I get to the mount line and I get on the bike. I do this cautiously (out of practice clipping in). A couple of quick turns and I am on the first straightaway. Someone passes me… but I am passing quite a few. I glance down at my speedometer, and I am easily going 21 mph. I pass a few more people. I start feeing competative and start to hammer the bike. The course is COMPLETELY closed to vehicular traffic, but can get bumpy and narrow at times. It is mostly flat, but the short hills can kill your speed, as can the sharp and narrow turns. But, whenever I can, I push hard. My Garmin chimes at every 5 mile split while cycling. I almost never see a split time of 16:xx. This year, an 18:xx is the best I could do (most splits have been in the 22:xx minute range). So, I am thrilled to see a 16:10 pop up for my first 5 mile split. I keep pushing as hard as I can. My initial “training day” mentality was gone. I was determined to push it the rest of the way. I was rarely passed by anyone, but I was passing others quite frequently. Getting a hoarse voice from yelling “On Your Left” a lot is a good problem to have! My next two 5 mile splits were both 15:xx minutes! I was ecstatic!

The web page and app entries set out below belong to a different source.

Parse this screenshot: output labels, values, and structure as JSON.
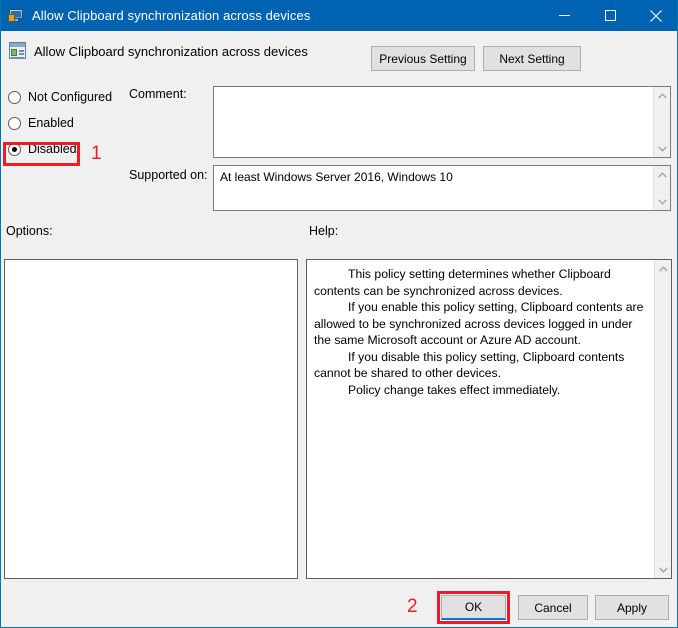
{
  "window": {
    "title": "Allow Clipboard synchronization across devices",
    "accent_color": "#0063b1",
    "annotation_color": "#ee1c25",
    "controls": {
      "minimize": "minimize-button",
      "maximize": "maximize-button",
      "close": "close-button"
    }
  },
  "header": {
    "title": "Allow Clipboard synchronization across devices",
    "previous_setting_label": "Previous Setting",
    "next_setting_label": "Next Setting"
  },
  "settings": {
    "selected": "Disabled",
    "options": [
      {
        "label": "Not Configured",
        "checked": false
      },
      {
        "label": "Enabled",
        "checked": false
      },
      {
        "label": "Disabled",
        "checked": true
      }
    ]
  },
  "comment": {
    "label": "Comment:",
    "value": "",
    "placeholder": ""
  },
  "supported_on": {
    "label": "Supported on:",
    "value": "At least Windows Server 2016, Windows 10"
  },
  "panels": {
    "options_label": "Options:",
    "options_content": "",
    "help_label": "Help:",
    "help_paragraphs": [
      "This policy setting determines whether Clipboard contents can be synchronized across devices.",
      "If you enable this policy setting, Clipboard contents are allowed to be synchronized across devices logged in under the same Microsoft account or Azure AD account.",
      "If you disable this policy setting, Clipboard contents cannot be shared to other devices.",
      "Policy change takes effect immediately."
    ]
  },
  "footer": {
    "ok_label": "OK",
    "cancel_label": "Cancel",
    "apply_label": "Apply"
  },
  "annotations": [
    {
      "number": "1",
      "target": "Disabled radio button"
    },
    {
      "number": "2",
      "target": "OK button"
    }
  ]
}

Bike Split – 48:55 (18.4 mph)
Age Group Rank – 16/44
Overall Rank – 204/648

Still can’t move fast in transition…

T2 Split – 3:08
Age Group Rank – 34/44
Overall Rank – 486/648

The Run:
I knew that I aced the bike, and I was determined to carry this forward onto the run. The weather was getting a little warmer and I hit the aid station coming out of transition (first of the day). I drank the Gatorade and wore the water. I then found someone that was running faster then I wanted to move, and used them as a pacer. I was pleased to find that my legs were not Jello coming off the bike. The run course should have been straightforward…it was one lap around the lake with one “out and back” to make up the rest of the 5k distance. Only problem…nobody was directing traffic. I would estimate that about half of the runners that I saw missed the out and back. Everyone hitting that intersection had no idea where to go and many cut the course (by about a half mile). I ran the full distance. Many didn’t. I don’t think that anything was done to address the issue…although it is the race organizers that are to blame for this mess. I finished my run knowing that the results were tainted. Despite this, I was pleased with my effort and result.

Run Split – 26:28 (8:32/mile)
Age Group Rank – 19/44
Overall Rank – 227/644

Overall Result – 1:43:27
Age Group Rank – 23/44
Overall Rank – 287/648

Final Thoughts:
I had fun today. It is a beautiful course (it’s my favorite triathlon course) and my third time at this event. I have gained confidence and I have rediscovered my passion for triathlon. I also did much better then I expected given the state of my training. I never would have thought that the bike would be my strongest discipline in an event. This gives me a boost of confidence going into the heart of my triathlon season next month (3 triathlons and one duathlon in 16 days-all events are sprints).


Filed under Race Reports